For zones where refuelling is taking place, employees must make sure the floors are clean of fuel and oils to avoid slipping. For electrical equipment, there should be special attention to the zone where the wiring goes through in order to prevent machinery to run over it or people tripping with it.
But besides the risk cables and cords around the floor can bring, multiple extensions are prompt to short circuit when they are not maintained properly. Workers sometimes see sparkles when connecting the wires for the equipment but they don’t report the possible damage to their supervisors.
It is vital to make operators understand that it is for the best interest of the company and themselves to report if there are electrical problems with the machinery.
Misplaced objects, from wires, debris and small boxes cause most of the accidents inside of warehouses. Slips and trips are sometimes unavoidable – as human errors and distractions are most of the time difficult to prevent.
With that said, the staff inside warehouses must be trained to have a critical eye on what the ongoing conditions of the warehouse are in comparison with how it should be. They should know also the location of the equipment and the potential dangers of misplacing objects.
Musculoskeletal injuries caused by lifting and carrying items in an improper position are much difficult to prevent. It is hard to measure the strength and endurance of workers, and in many cases, they would attempt to carry bigger and heavier weights than they should.
For that reason, ergonomics education is key to prevent short and long-lasting injuries. The company must create a program with physical training to place and pick heavy and light items, besides providing the right mechanical equipment to lift objects.
Encouraging self-awareness of their own limitations is the best way to prevent hazardous situations. Also, information about the possible consequences in the future health of adding extra weight each day should be available.
Falling objects are not a situation exclusive to when works at height take place inside of the warehouse. Misplaced objects by forklifts and loading machines can cause big and small loads to fall, the same happens if operators mistakenly drive too close to items and push them causing a domino effect.
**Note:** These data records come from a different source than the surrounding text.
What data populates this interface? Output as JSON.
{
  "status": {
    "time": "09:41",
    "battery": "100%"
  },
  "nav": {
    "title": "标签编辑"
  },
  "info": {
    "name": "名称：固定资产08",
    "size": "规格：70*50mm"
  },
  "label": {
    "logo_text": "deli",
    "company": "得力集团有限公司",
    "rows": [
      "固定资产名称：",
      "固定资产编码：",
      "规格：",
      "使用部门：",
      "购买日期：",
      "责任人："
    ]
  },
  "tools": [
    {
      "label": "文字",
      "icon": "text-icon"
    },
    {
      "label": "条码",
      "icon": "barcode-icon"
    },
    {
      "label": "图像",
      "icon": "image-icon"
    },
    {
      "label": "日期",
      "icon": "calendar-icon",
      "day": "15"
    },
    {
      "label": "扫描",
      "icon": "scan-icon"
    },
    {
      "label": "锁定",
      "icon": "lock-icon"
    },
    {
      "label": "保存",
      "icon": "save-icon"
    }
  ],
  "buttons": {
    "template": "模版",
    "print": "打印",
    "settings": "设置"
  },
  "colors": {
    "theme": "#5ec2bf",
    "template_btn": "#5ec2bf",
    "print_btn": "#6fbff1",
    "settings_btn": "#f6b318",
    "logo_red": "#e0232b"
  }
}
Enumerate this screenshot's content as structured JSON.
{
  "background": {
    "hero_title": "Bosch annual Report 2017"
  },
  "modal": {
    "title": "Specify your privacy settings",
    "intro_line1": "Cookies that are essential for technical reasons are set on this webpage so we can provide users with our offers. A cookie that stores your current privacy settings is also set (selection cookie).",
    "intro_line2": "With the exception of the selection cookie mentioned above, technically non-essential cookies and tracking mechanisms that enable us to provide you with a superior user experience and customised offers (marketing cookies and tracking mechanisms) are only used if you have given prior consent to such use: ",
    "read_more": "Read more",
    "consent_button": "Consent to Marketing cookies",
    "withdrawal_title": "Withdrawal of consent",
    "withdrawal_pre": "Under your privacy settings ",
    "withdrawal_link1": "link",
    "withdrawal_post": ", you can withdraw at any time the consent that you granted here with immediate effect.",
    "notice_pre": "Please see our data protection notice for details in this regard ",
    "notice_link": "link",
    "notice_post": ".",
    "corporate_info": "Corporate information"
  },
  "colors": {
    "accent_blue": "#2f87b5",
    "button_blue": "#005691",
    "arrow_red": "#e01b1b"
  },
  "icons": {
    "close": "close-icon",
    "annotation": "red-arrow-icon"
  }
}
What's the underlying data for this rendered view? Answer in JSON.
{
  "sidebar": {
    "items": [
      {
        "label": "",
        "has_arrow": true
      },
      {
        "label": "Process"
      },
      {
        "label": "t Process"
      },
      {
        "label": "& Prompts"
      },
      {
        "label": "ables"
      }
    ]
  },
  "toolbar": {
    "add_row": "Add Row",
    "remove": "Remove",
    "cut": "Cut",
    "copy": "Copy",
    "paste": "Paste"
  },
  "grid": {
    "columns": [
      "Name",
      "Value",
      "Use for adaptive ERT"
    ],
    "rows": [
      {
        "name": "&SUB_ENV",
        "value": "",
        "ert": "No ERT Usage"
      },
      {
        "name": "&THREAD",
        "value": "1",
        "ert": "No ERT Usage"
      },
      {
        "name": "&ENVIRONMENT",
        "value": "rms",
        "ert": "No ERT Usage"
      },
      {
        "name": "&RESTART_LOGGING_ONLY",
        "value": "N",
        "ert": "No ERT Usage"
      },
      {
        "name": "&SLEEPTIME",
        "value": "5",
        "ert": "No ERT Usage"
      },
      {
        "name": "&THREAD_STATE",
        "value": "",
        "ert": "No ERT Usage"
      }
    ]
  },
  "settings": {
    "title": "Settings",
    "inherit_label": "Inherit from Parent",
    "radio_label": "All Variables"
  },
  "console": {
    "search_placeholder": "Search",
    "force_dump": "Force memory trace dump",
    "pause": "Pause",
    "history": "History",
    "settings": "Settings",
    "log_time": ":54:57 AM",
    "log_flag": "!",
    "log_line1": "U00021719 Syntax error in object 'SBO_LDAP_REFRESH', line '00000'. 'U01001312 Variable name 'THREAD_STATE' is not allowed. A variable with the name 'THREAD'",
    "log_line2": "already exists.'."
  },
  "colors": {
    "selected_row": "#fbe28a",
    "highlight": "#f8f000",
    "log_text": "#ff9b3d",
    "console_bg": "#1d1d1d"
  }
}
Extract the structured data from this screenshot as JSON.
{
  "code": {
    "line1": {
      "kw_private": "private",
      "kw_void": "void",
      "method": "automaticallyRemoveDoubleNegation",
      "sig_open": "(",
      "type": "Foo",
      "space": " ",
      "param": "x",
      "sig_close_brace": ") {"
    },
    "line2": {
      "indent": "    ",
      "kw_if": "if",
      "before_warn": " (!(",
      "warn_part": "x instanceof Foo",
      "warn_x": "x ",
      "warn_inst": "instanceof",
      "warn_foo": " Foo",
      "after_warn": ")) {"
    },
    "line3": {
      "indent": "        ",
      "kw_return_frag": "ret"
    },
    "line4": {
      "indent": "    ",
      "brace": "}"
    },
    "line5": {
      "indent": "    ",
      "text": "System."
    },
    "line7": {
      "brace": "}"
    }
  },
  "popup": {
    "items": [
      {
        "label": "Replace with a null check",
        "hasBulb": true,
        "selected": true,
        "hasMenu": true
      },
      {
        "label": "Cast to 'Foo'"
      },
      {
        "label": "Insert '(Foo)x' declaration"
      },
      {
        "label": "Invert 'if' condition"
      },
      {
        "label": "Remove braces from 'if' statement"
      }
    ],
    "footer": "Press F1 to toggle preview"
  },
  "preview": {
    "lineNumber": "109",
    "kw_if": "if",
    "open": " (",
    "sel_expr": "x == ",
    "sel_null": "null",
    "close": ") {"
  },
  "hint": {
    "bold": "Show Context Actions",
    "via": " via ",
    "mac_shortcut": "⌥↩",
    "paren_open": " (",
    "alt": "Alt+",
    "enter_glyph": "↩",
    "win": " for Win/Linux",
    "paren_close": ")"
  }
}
Depending on the task they perform, it is hard to advise workers to stay away from where big and small loads are getting relocated, or the areas staff conduct work at height. For that reason, the safety equipment should be on even if there are no immediate threats and constant training on how to place objects in shelves must be part of the agenda.